We asked local composers about September 11th, and this is what they had to say:
My first thoughts of 9/11 are the literal cliche of "OMG, what's that on TV.. is it a movie?"
On 9/11/01, I was visiting my family an odd occurrence to be visiting them so late in September, but my Austin, Symphony and other duties just happened to be starting later in the month than usual. I sleep with the TV on and I just happened to have left it on CNN the night before--as my sleepy self started to register what was on TV the next morning I thought, " Wow, this is one of those creepy " real life" pretend disaster movies like the 1980s TV movie "Special Report" or "The Day After."
Of course then I realized to my horror, it was not a movie, and it was quite real . Then I heard the messages on the answering machine from my mother at work saying " As soon as you get up, you really need to turn on news, something very bad has happened in NYC."
My next thought was of concern for my NYC friends. I have always had many musician friends there but also at that time in one of my " other" work lives, I was writing a weekly column in a national TV magazine. I tried to call to make sure all of my magazine colleagues were OK and what would be the status of our deadlines. Needless to say I couldn't get through and instead of beating my head against the wall of that, I took a deep breath and said a great deal of prayers and realized I would hear from them as soon as they could get through, which thankfully I did indeed hear from all the people I was trying to contact by the next morning. (This was my first feeling of guilt for worrying about mundane job issues , "The world is forever changed and many people's lives , both living and deceased from this event, are destroyed. Am I going to hell for worrying about when for heaven's sake my column about friggin' TV show analysis is due?")
Then the immediate thought everyone is pondering in these guest blogs-- what shall I compose about this? I decided to take the very ironic route that I do in unspeakable tragedy :to attempt to write about trying to find hope where there seems to be none at the moment; to start searching for what possible redemption can be found in the aftermath of indescribable horror.
I do this because #1 : I think it's always quite the knee-jerk reaction to attempt to compose about all the horror and grief and I feel like tons of composers will already " go there" , as it were, and that they will do a better job of capturing THAT than I so I always look for a different approach-- and #2, I write SO Much music already tinged with Mahlerian darkness and angst that it seems almost insulting to the event and those who suffer the most deeply from said event If I just write something that is of the same color of all the music I write all the time anyway. I did the same thing when my father was killed in April 2009, I wrote a piece about redemption and ascension and my father (who had been ill for many years at the time he was killed) no longer being in any pain and now being in paradise with the Lord.

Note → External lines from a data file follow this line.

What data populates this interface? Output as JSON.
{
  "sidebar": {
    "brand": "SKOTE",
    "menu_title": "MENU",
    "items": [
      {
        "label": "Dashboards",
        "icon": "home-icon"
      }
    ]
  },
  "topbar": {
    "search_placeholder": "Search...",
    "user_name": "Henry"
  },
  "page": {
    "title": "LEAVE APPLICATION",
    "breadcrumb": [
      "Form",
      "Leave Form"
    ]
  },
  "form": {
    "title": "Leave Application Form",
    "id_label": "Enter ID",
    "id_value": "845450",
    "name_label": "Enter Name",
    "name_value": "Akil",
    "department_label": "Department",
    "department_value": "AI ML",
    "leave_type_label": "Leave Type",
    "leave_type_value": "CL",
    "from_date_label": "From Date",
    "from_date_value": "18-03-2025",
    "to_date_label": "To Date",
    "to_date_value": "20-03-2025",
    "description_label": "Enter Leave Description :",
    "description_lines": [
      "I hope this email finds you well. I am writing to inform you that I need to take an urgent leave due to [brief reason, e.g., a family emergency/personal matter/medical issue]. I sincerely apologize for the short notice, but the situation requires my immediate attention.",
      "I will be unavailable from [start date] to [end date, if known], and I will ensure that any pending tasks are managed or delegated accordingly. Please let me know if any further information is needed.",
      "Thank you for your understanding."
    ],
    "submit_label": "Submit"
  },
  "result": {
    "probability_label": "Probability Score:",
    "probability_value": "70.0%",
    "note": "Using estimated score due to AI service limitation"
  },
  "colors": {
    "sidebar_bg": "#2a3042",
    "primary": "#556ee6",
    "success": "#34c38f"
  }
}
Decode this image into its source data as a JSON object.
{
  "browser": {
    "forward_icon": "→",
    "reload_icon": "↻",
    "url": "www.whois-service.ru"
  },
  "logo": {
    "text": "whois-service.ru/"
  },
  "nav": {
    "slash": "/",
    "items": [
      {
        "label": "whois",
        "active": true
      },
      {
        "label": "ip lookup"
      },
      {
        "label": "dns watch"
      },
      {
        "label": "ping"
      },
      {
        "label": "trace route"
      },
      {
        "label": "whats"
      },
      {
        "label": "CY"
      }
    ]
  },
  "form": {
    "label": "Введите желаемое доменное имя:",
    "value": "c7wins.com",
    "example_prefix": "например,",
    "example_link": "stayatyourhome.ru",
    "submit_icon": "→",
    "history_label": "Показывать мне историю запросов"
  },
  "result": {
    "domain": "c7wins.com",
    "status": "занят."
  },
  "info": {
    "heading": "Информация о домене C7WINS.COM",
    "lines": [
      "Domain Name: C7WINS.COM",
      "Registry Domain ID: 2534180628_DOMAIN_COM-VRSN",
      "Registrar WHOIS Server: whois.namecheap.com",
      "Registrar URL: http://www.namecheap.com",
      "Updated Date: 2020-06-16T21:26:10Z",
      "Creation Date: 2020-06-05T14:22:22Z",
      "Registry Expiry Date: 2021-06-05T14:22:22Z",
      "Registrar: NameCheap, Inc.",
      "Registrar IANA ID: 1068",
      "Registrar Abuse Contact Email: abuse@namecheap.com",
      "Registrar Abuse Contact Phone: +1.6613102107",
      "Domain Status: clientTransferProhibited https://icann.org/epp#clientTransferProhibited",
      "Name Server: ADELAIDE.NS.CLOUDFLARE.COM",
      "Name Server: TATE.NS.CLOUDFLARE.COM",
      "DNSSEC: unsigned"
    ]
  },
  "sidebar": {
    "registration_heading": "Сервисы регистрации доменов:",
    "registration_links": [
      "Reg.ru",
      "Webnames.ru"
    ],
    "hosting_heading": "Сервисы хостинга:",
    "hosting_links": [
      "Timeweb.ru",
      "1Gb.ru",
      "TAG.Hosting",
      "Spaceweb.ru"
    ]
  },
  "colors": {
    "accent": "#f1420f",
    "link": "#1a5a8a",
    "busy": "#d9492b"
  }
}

Moving on to October 11th, I was astoundingly flattered and blessed to be invited to perform on a series I appear on regularly, the Thursday at Noon concerts at Central Presbyterian Church in Downtown Austin. This concert was actually televised in part marking the one month demarcation of the horrific event and I performed some Bach and the piece I had indeed completed in reaction to 9/11. (I wrote another Prelude for solo bass, one of the eventually completed in a set inspired by the Chopin/Bach model-- pieces for solo bass--one in each key. Being the avid Messaien worshiper/admirer/stealer I am== I chose Messaien's key center he used often for religious redemption and transformation-- and composed "To Arise in a Prayer of Hope" : Prelude in F Sharp Major. )
I, like everyone else, was still in a very strange state of sadness, mourning and edginess. I played the short concert, then did short TV interview. Then I was trying to process my feelings by going outside for a walk, a cigarette and some coffee. When I walked back into that sanctuary, there was a middle-aged lady with her hand on my bass.
Still being edgy, my first reaction was appalled horror. I controlled myself enough not to run up to her and say "Hey !! What are you doing?? Get off of that !! That's not furniture lady, that's my life-- get away from there!!" But by the time I walked up to her, she had turned around and began to say the following:
"Mr. Waddle, I am sorry to be putting my hand on your bass violin. But my stomach has hurt non-stop since I found out what happened a month ago today. While you were playing your piece you wrote and those Bach movements, for the first time, my stomach stopped hurting. I just had to touch the large piece of wood that this nice long-haired young man used to finally make my stomach stop hurting."
She said "Thank you" as a tear ran down her face and walked off.
I was now alone in the church, and after my hating myself for wanting to at first yell at her, then my knees quite literally buckled. I collapsed into the front pew and then shed many tears of my own. Both in mourning and also in thankfulness that my playing that day touched someone so profoundly.
Since this was before our ubiquitous texting and social networking and such, it still pains me that I never caught that lady's name.
P.S. I want to also express my thankfulness that on the weekend of the 10th Anniversary of 9/11, I will get to perform Strauss' Death and Transfiguration in my position with The Austin Symphony.
P. Kellach Waddle
Hear Artists Respond this Sunday on Texas Public Radio: 4 p.m. on KPAC 88.3 FM and KTXI 90.1 FM, 8 p.m. on KSTX 89.1 FM. Read more composers, conductors and artists creative responses here.